**The data:**
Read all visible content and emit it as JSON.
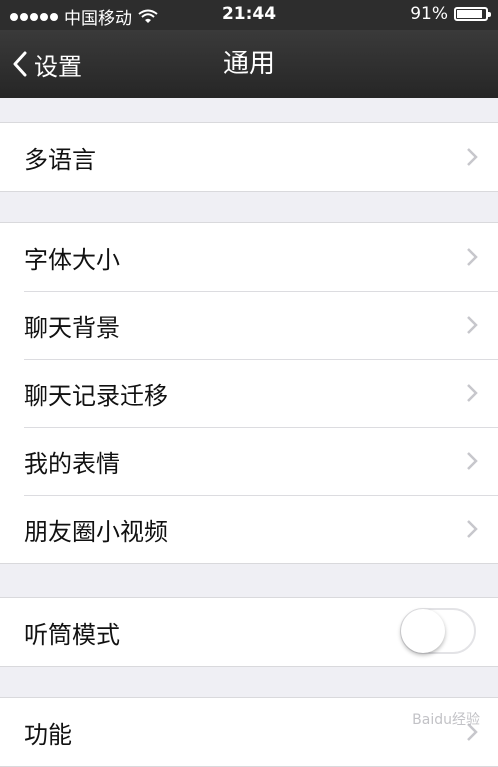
{
  "status_bar": {
    "carrier": "中国移动",
    "time": "21:44",
    "battery_percent": "91%",
    "battery_level": 0.91,
    "signal_dots": 5
  },
  "nav": {
    "back_label": "设置",
    "title": "通用"
  },
  "groups": [
    {
      "items": [
        {
          "label": "多语言",
          "accessory": "chevron-right-icon"
        }
      ]
    },
    {
      "items": [
        {
          "label": "字体大小",
          "accessory": "chevron-right-icon"
        },
        {
          "label": "聊天背景",
          "accessory": "chevron-right-icon"
        },
        {
          "label": "聊天记录迁移",
          "accessory": "chevron-right-icon"
        },
        {
          "label": "我的表情",
          "accessory": "chevron-right-icon"
        },
        {
          "label": "朋友圈小视频",
          "accessory": "chevron-right-icon"
        }
      ]
    },
    {
      "items": [
        {
          "label": "听筒模式",
          "accessory": "toggle",
          "toggle_on": false
        }
      ]
    },
    {
      "items": [
        {
          "label": "功能",
          "accessory": "chevron-right-icon"
        }
      ]
    }
  ],
  "watermark": "Baidu经验",
  "colors": {
    "background": "#efeff4",
    "nav_bar": "#2d2d2d",
    "chevron": "#c7c7cc"
  }
}
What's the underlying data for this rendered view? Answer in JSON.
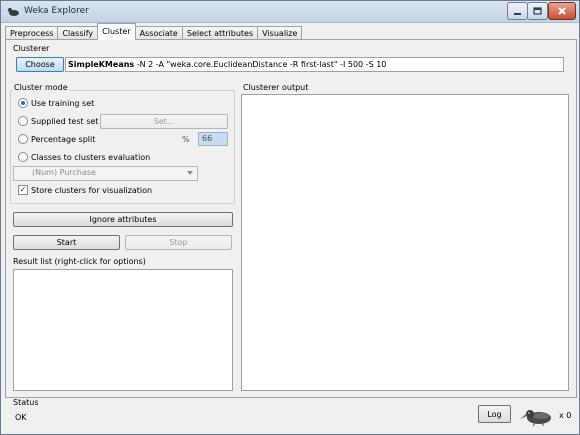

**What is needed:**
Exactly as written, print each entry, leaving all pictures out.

**The answer:**
Read all visible content and emit it as JSON.
{
  "status_bar": {
    "carrier": "中国移动",
    "time": "21:44",
    "battery_percent": "91%",
    "battery_level": 0.91,
    "signal_dots": 5
  },
  "nav": {
    "back_label": "设置",
    "title": "通用"
  },
  "groups": [
    {
      "items": [
        {
          "label": "多语言",
          "accessory": "chevron-right-icon"
        }
      ]
    },
    {
      "items": [
        {
          "label": "字体大小",
          "accessory": "chevron-right-icon"
        },
        {
          "label": "聊天背景",
          "accessory": "chevron-right-icon"
        },
        {
          "label": "聊天记录迁移",
          "accessory": "chevron-right-icon"
        },
        {
          "label": "我的表情",
          "accessory": "chevron-right-icon"
        },
        {
          "label": "朋友圈小视频",
          "accessory": "chevron-right-icon"
        }
      ]
    },
    {
      "items": [
        {
          "label": "听筒模式",
          "accessory": "toggle",
          "toggle_on": false
        }
      ]
    },
    {
      "items": [
        {
          "label": "功能",
          "accessory": "chevron-right-icon"
        }
      ]
    }
  ],
  "watermark": "Baidu经验",
  "colors": {
    "background": "#efeff4",
    "nav_bar": "#2d2d2d",
    "chevron": "#c7c7cc"
  }
}
What's the underlying data for this rendered view? Answer in JSON.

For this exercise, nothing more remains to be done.